The Chinita’s fair officially begins on October 27th when the Virgin is taken down from the altar in which she rests. She tours all over the Zulia State and returns to the Basilica to start all the religious festivities. Around October 2nd, Bella Vista Avenue sees itself lit up by all the Christmas decorations and the local government promotes a series of public concerts with national and international artists to begin the “real” fair. Crowds of people flock together to the different stages or platforms devised to house such concerts.
Other cultural activities are held during the fair. Expo-Zulia is a temporary marketplace where the zulians show a great deal products that characterize our region. Many merchants, stores, companies and artisans offer their products at reasonably low prices. The Bullfights are also popular and a number of these are held in our bullring. The “Toros coleados” is another event that people don’t usually miss. Many “gaiteros” gather in front of the basilica to sing their best gaitas to please the patron virgin of our people putting an end to the “gaita season”.
The 17th and 18th of November.
The last two days of the Chinita’s fair are the most special ones. It is during these days when all the great parties around the city are held. By the afternoon of the 17th, many people enjoy the multiple concerts and gaita bands that sing in the different pubs, clubs and discos of our city. The party begins on the 17th and lasts way into the wee hours of the 18th, having fun in the “Gaitero Daybreak”. A lot of people usually go to the Chinita’s baseball game right after this traditional party and to the “Toros coleados” in the afternoon."
Total from wikipedia
The virgin of Chiquinquirá.
Venezuela 1970, Mi 1851, Sc 972.
<<<<<< Venezuela 1985, Mi 2296, Sc 1338 b.
Venezuela 1988, Mi 2553, Sc 1425 b. >>>

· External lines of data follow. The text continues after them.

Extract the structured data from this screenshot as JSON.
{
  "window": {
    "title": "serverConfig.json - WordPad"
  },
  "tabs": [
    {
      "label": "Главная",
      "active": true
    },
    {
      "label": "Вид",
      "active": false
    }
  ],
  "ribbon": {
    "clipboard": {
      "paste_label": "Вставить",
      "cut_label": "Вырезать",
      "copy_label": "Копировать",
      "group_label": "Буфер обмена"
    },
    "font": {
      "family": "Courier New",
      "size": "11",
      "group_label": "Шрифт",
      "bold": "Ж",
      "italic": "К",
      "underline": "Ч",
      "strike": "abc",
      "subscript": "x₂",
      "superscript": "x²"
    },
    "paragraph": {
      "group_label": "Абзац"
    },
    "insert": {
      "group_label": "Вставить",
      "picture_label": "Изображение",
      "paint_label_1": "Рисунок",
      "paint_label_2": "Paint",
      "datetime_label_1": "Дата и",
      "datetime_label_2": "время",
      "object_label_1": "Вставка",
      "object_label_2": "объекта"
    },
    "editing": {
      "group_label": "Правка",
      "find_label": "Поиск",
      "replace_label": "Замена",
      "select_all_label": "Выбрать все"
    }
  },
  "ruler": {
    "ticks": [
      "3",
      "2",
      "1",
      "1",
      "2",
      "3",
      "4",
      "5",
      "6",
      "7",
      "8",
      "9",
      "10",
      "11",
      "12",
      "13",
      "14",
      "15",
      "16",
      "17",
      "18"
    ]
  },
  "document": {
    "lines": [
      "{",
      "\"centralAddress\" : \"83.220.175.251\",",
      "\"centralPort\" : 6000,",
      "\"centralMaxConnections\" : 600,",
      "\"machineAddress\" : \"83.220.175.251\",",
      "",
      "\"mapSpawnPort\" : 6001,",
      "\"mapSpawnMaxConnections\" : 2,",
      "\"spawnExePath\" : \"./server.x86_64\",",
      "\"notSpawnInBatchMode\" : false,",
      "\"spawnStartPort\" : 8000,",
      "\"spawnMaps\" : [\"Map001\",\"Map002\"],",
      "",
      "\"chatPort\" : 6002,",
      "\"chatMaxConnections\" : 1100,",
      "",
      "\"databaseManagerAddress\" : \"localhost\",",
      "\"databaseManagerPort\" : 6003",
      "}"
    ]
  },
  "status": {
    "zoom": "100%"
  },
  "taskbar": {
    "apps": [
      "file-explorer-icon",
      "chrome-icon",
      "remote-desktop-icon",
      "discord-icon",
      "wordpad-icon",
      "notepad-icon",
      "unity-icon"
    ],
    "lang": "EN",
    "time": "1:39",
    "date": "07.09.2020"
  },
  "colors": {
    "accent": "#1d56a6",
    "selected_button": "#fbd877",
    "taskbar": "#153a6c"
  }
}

Pope John Paul II with a working man.
In the left corner the statue of the Virgin of Chiquinquirá.
Venezuela 1996, Mi 2978, Sc 1533 h.
The basílica of 'Nuestra Señora de la Chiquinquirá ', original dedicated to San Juan de Dios, was built in 1686.
'La Chinita' is today the patron of the city of Maracaibo.
Cathedral of 'Nuestra Señora de la Chiquinquirá' in Maracaibo.
Venezuela 2004, Mi 3672, Sc -